Chances are you learnt them at speed and could play them fine, but then the next day you expected to be able to play it as well as you could at the end of the previous night's session. Doing this over a few days will likely change your muscle memory to be the mistake-riddled version you're now playing.

I used to do it all the time - nail something one day, then the next day try to start off at the same speed. I'd get frustrated and keep trying it at that speed. It doesn't work well at all - if you're making mistakes, slow down, preferably a LOT. You just have to make sure that you start slow every day, after a while it'll come back to you.
#10
Guys, muscle memory is good for your playing!

...but you shouldn't use it to learn entire phrases and licks, as this can lead to very repetitive playing.

Doesn't it make more sense to focus on programming the correct technique into your "muscle memory" (i.e. having the correct hand position, economy of motion and finger independence etc.) and then apply those things to whatever you intend to play?

Anyway, playing something from "muscle memory" with mistakes and bad technique, is still something that's riddled with mistakes and bad technique! If you're using great technique from "muscle memory", then you should be able to play whatever you play in the best, most efficient way, right?
#11
Quote by chainsawguitar
Guys, muscle memory is good for your playing!

...but you shouldn't use it to learn entire phrases and licks, as this can lead to very repetitive playing.

Doesn't it make more sense to focus on programming the correct technique into your "muscle memory" (i.e. having the correct hand position, economy of motion and finger independence etc.) and then apply those things to whatever you intend to play?

Anyway, playing something from "muscle memory" with mistakes and bad technique, is still something that's riddled with mistakes and bad technique! If you're using great technique from "muscle memory", then you should be able to play whatever you play in the best, most efficient way, right?


I don't think you can control muscle memory like that.... just like if you see something you can't unsee it.

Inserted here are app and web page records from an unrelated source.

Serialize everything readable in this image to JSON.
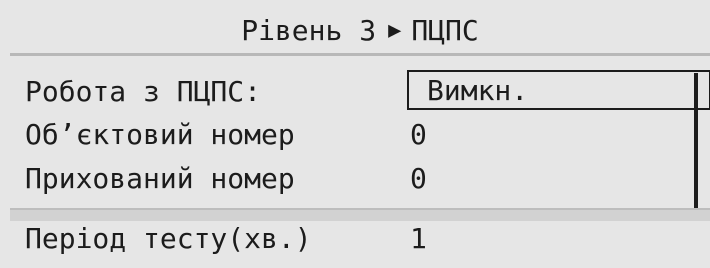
{
  "header": {
    "level": "Рівень 3",
    "arrow": "▶",
    "section": "ПЦПС"
  },
  "menu": {
    "items": [
      {
        "label": "Робота з ПЦПС:",
        "value": "Вимкн."
      },
      {
        "label": "Об’єктовий номер",
        "value": "0"
      },
      {
        "label": "Прихований номер",
        "value": "0"
      },
      {
        "label": "Період тесту(хв.)",
        "value": "1"
      }
    ]
  }
}
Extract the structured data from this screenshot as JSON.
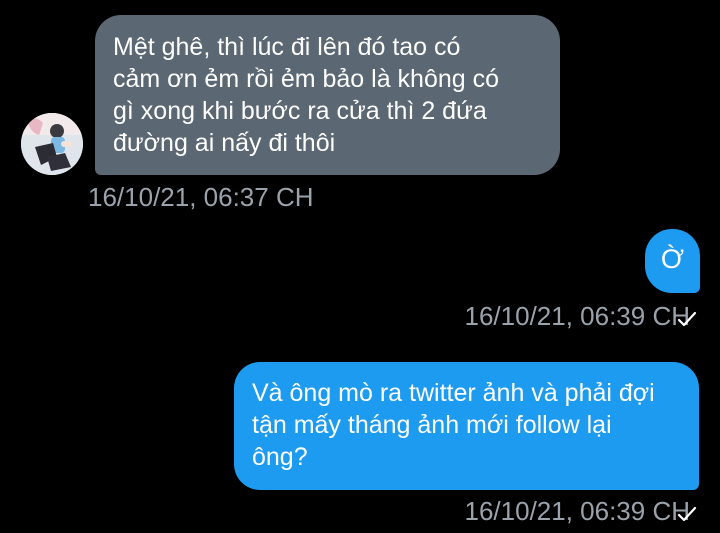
{
  "conversation": {
    "messages": [
      {
        "direction": "incoming",
        "text": "Mệt ghê, thì lúc đi lên đó tao có\ncảm ơn ẻm rồi ẻm bảo là không có\ngì xong khi bước ra cửa thì 2 đứa\nđường ai nấy đi thôi",
        "timestamp": "16/10/21, 06:37 CH"
      },
      {
        "direction": "outgoing",
        "text": "Ờ",
        "timestamp": "16/10/21, 06:39 CH",
        "status_icon": "checkmark-icon"
      },
      {
        "direction": "outgoing",
        "text": "Và ông mò ra twitter ảnh và phải đợi\ntận mấy tháng ảnh mới follow lại\nông?",
        "timestamp": "16/10/21, 06:39 CH",
        "status_icon": "checkmark-icon"
      }
    ],
    "avatar_icon": "avatar-photo"
  },
  "colors": {
    "background": "#000000",
    "incoming_bubble": "#5b6772",
    "outgoing_bubble": "#1d9bf0",
    "timestamp_text": "#9aa3ac",
    "message_text": "#ffffff"
  }
}
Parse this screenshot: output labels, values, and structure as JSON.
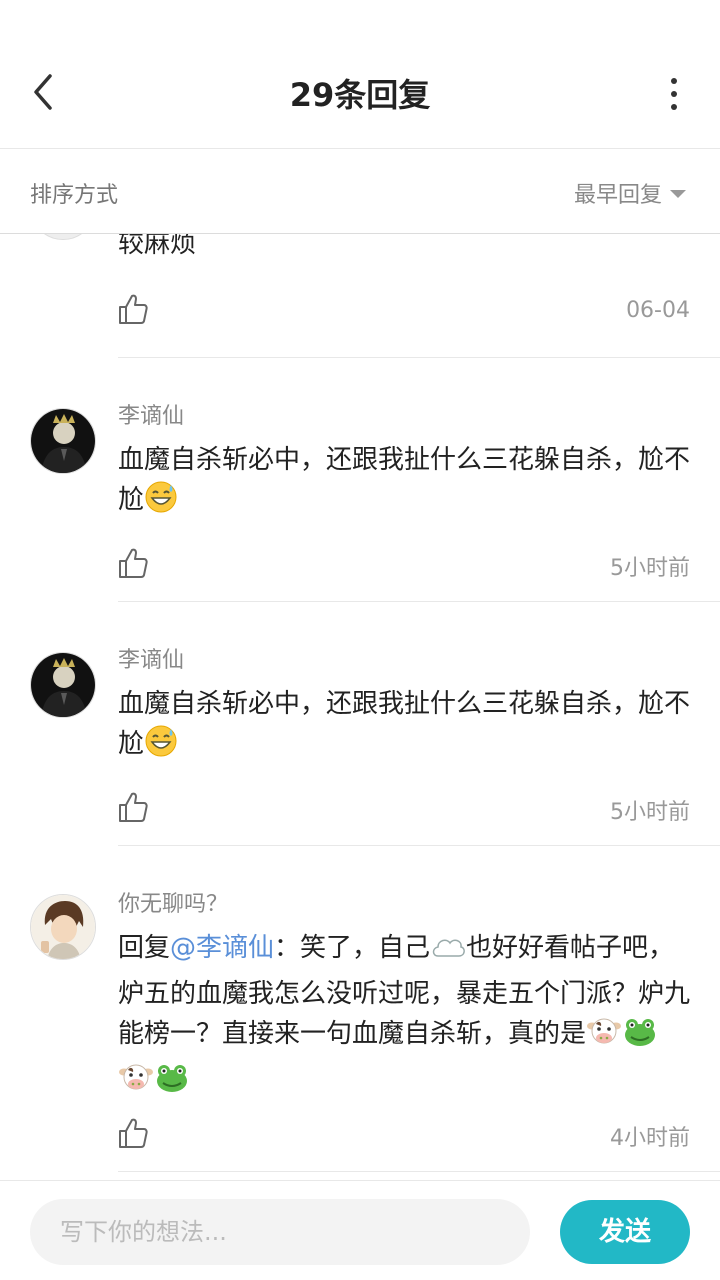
{
  "header": {
    "title": "29条回复"
  },
  "sortbar": {
    "label": "排序方式",
    "selected": "最早回复"
  },
  "comments": [
    {
      "text": "较麻烦",
      "time": "06-04"
    },
    {
      "username": "李谪仙",
      "text": "血魔自杀斩必中，还跟我扯什么三花躲自杀，尬不尬",
      "time": "5小时前"
    },
    {
      "username": "李谪仙",
      "text": "血魔自杀斩必中，还跟我扯什么三花躲自杀，尬不尬",
      "time": "5小时前"
    },
    {
      "username": "你无聊吗？",
      "reply_prefix": "回复",
      "mention": "@李谪仙",
      "text_a": "：笑了，自己",
      "text_b": "也好好看帖子吧，炉五的血魔我怎么没听过呢，暴走五个门派？炉九能榜一？直接来一句血魔自杀斩，真的是",
      "time": "4小时前"
    }
  ],
  "bottombar": {
    "placeholder": "写下你的想法...",
    "send_label": "发送"
  },
  "colors": {
    "accent": "#22b8c6",
    "mention": "#5a8fd8"
  }
}
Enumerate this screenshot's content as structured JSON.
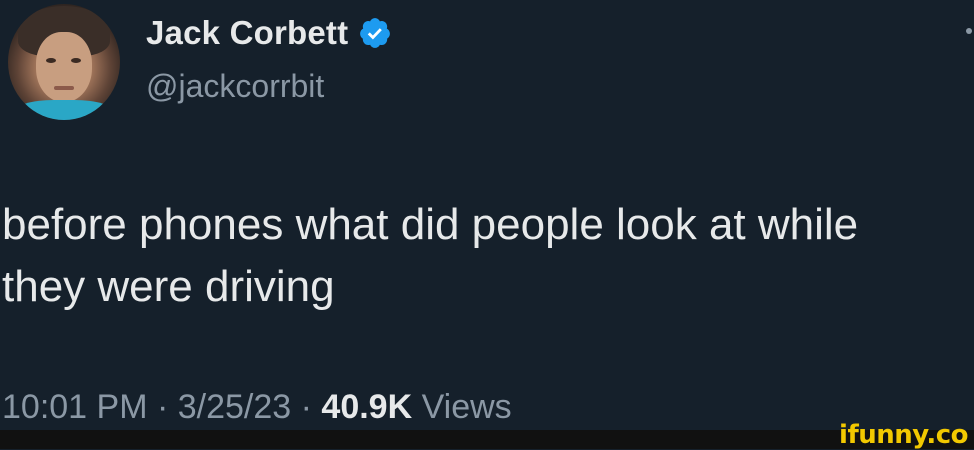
{
  "author": {
    "display_name": "Jack Corbett",
    "handle": "@jackcorrbit",
    "verified": true,
    "verified_color": "#1d9bf0"
  },
  "tweet": {
    "text": "before phones what did people look at while\nthey were driving"
  },
  "meta": {
    "time": "10:01 PM",
    "sep1": " · ",
    "date": "3/25/23",
    "sep2": " · ",
    "views_count": "40.9K",
    "views_label": " Views"
  },
  "watermark": {
    "text": "ifunny.co"
  },
  "colors": {
    "background": "#15202b",
    "primary_text": "#e7e9ea",
    "secondary_text": "#8b98a5",
    "watermark": "#f2c800"
  }
}
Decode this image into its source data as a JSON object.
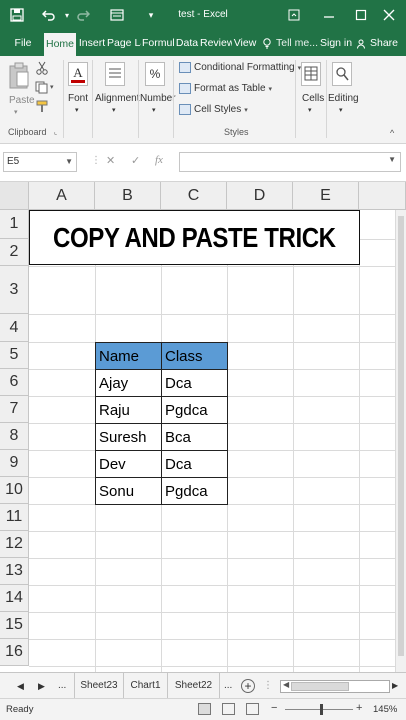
{
  "window": {
    "title": "test - Excel",
    "quick_access": [
      "save-icon",
      "undo-icon",
      "redo-icon",
      "form-icon",
      "customize-icon"
    ],
    "controls": [
      "ribbon-display-icon",
      "minimize-icon",
      "maximize-icon",
      "close-icon"
    ]
  },
  "ribbon_tabs": {
    "file": "File",
    "home": "Home",
    "insert": "Insert",
    "page_layout": "Page La",
    "formulas": "Formul",
    "data": "Data",
    "review": "Review",
    "view": "View",
    "tell_me": "Tell me...",
    "sign_in": "Sign in",
    "share": "Share"
  },
  "ribbon": {
    "clipboard": {
      "paste": "Paste",
      "group": "Clipboard"
    },
    "font": "Font",
    "alignment": "Alignment",
    "number": "Number",
    "styles": {
      "conditional": "Conditional Formatting",
      "format_table": "Format as Table",
      "cell_styles": "Cell Styles",
      "group": "Styles"
    },
    "cells": "Cells",
    "editing": "Editing"
  },
  "formula_bar": {
    "name_box": "E5",
    "fx": "fx",
    "formula": ""
  },
  "grid": {
    "columns": [
      "A",
      "B",
      "C",
      "D",
      "E"
    ],
    "rows": [
      "1",
      "2",
      "3",
      "4",
      "5",
      "6",
      "7",
      "8",
      "9",
      "10",
      "11",
      "12",
      "13",
      "14",
      "15",
      "16"
    ],
    "banner": "COPY AND PASTE TRICK",
    "table_header": {
      "name": "Name",
      "class": "Class"
    },
    "table_rows": [
      {
        "name": "Ajay",
        "class": "Dca"
      },
      {
        "name": "Raju",
        "class": "Pgdca"
      },
      {
        "name": "Suresh",
        "class": "Bca"
      },
      {
        "name": "Dev",
        "class": "Dca"
      },
      {
        "name": "Sonu",
        "class": "Pgdca"
      }
    ],
    "header_color": "#5b9bd5"
  },
  "sheets": {
    "ellipsis_left": "...",
    "tabs": [
      "Sheet23",
      "Chart1",
      "Sheet22"
    ],
    "ellipsis_right": "..."
  },
  "status": {
    "ready": "Ready",
    "zoom": "145%"
  },
  "colors": {
    "excel_green": "#217346",
    "header_fill": "#5b9bd5"
  }
}
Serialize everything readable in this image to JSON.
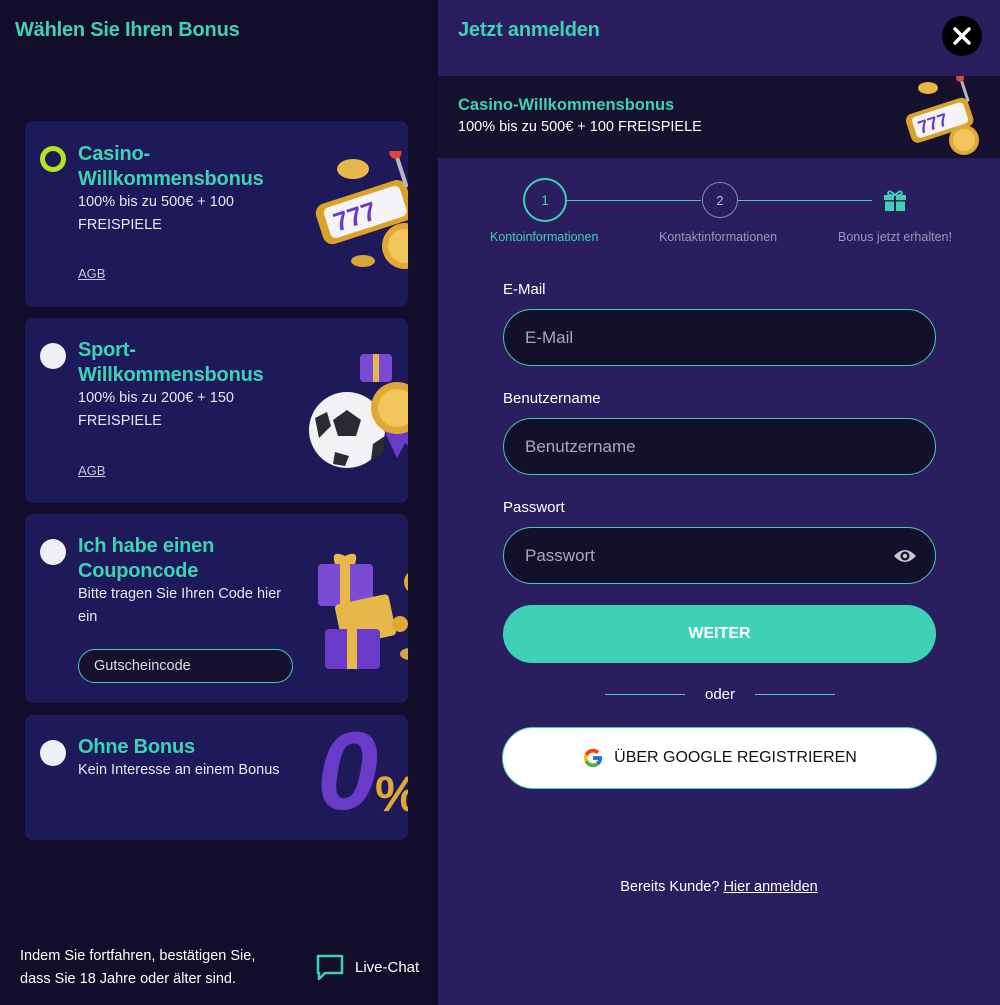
{
  "left": {
    "title": "Wählen Sie Ihren Bonus",
    "cards": [
      {
        "title_line1": "Casino-",
        "title_line2": "Willkommensbonus",
        "desc_line1": "100% bis zu 500€ + 100",
        "desc_line2": "FREISPIELE",
        "link": "AGB",
        "selected": true
      },
      {
        "title_line1": "Sport-",
        "title_line2": "Willkommensbonus",
        "desc_line1": "100% bis zu 200€ + 150",
        "desc_line2": "FREISPIELE",
        "link": "AGB",
        "selected": false
      },
      {
        "title_line1": "Ich habe einen",
        "title_line2": "Couponcode",
        "desc_line1": "Bitte tragen Sie Ihren Code hier",
        "desc_line2": "ein",
        "coupon_placeholder": "Gutscheincode",
        "selected": false
      },
      {
        "title_line1": "Ohne Bonus",
        "desc_line1": "Kein Interesse an einem Bonus",
        "art_text": "0%",
        "selected": false
      }
    ],
    "consent_line1": "Indem Sie fortfahren, bestätigen Sie,",
    "consent_line2": "dass Sie 18 Jahre oder älter sind.",
    "livechat_label": "Live-Chat",
    "livechat_icon": "chat-bubble-icon"
  },
  "right": {
    "title": "Jetzt anmelden",
    "close_icon": "close-icon",
    "bonus_title": "Casino-Willkommensbonus",
    "bonus_sub": "100% bis zu 500€ + 100 FREISPIELE",
    "steps": [
      {
        "number": "1",
        "label": "Kontoinformationen",
        "active": true
      },
      {
        "number": "2",
        "label": "Kontaktinformationen",
        "active": false
      },
      {
        "icon": "gift-icon",
        "label": "Bonus jetzt erhalten!",
        "active": false
      }
    ],
    "email_label": "E-Mail",
    "email_placeholder": "E-Mail",
    "username_label": "Benutzername",
    "username_placeholder": "Benutzername",
    "password_label": "Passwort",
    "password_placeholder": "Passwort",
    "submit_label": "WEITER",
    "or_label": "oder",
    "google_label": "ÜBER GOOGLE REGISTRIEREN",
    "login_prompt": "Bereits Kunde?",
    "login_link": "Hier anmelden"
  },
  "colors": {
    "accent": "#3fd1b5",
    "radio_selected": "#b5e61d",
    "card_bg": "#1e1a5a",
    "panel_bg": "#2a1e5e"
  }
}
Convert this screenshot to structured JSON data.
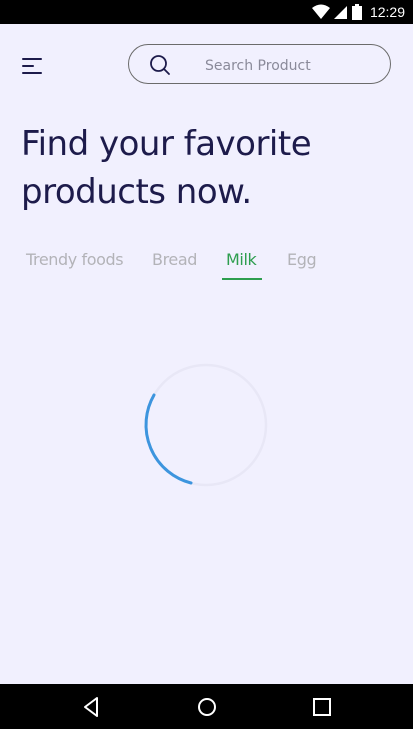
{
  "status_bar": {
    "time": "12:29",
    "icons": [
      "wifi-icon",
      "cell-signal-icon",
      "battery-icon"
    ]
  },
  "header": {
    "menu_icon": "hamburger-menu-icon",
    "search": {
      "placeholder": "Search Product",
      "value": "",
      "icon": "search-icon"
    }
  },
  "headline": {
    "line1": "Find your favorite",
    "line2": "products now."
  },
  "tabs": [
    {
      "label": "Trendy foods",
      "active": false
    },
    {
      "label": "Bread",
      "active": false
    },
    {
      "label": "Milk",
      "active": true
    },
    {
      "label": "Egg",
      "active": false
    }
  ],
  "loading": {
    "spinner_icon": "loading-spinner-icon"
  },
  "nav_bar": {
    "icons": [
      "back-icon",
      "home-icon",
      "recents-icon"
    ]
  },
  "colors": {
    "background": "#f1f0fe",
    "text_dark": "#1d1b4b",
    "tab_inactive": "#b3b3b8",
    "accent_green": "#2e9e4f",
    "spinner_blue": "#3d95de"
  }
}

Do you mean to say if you learn something you intentionally unlearn it after a time so it doesn't set in as muscle memory? Muscle memory is just a thing that happens..

Having said that I do agree that the main thing you want down as muscle memory is technique, though learning licks etc slowly and thoroughly is as good a way to build technique as any.
Last edited by llBlackenedll at Nov 3, 2011,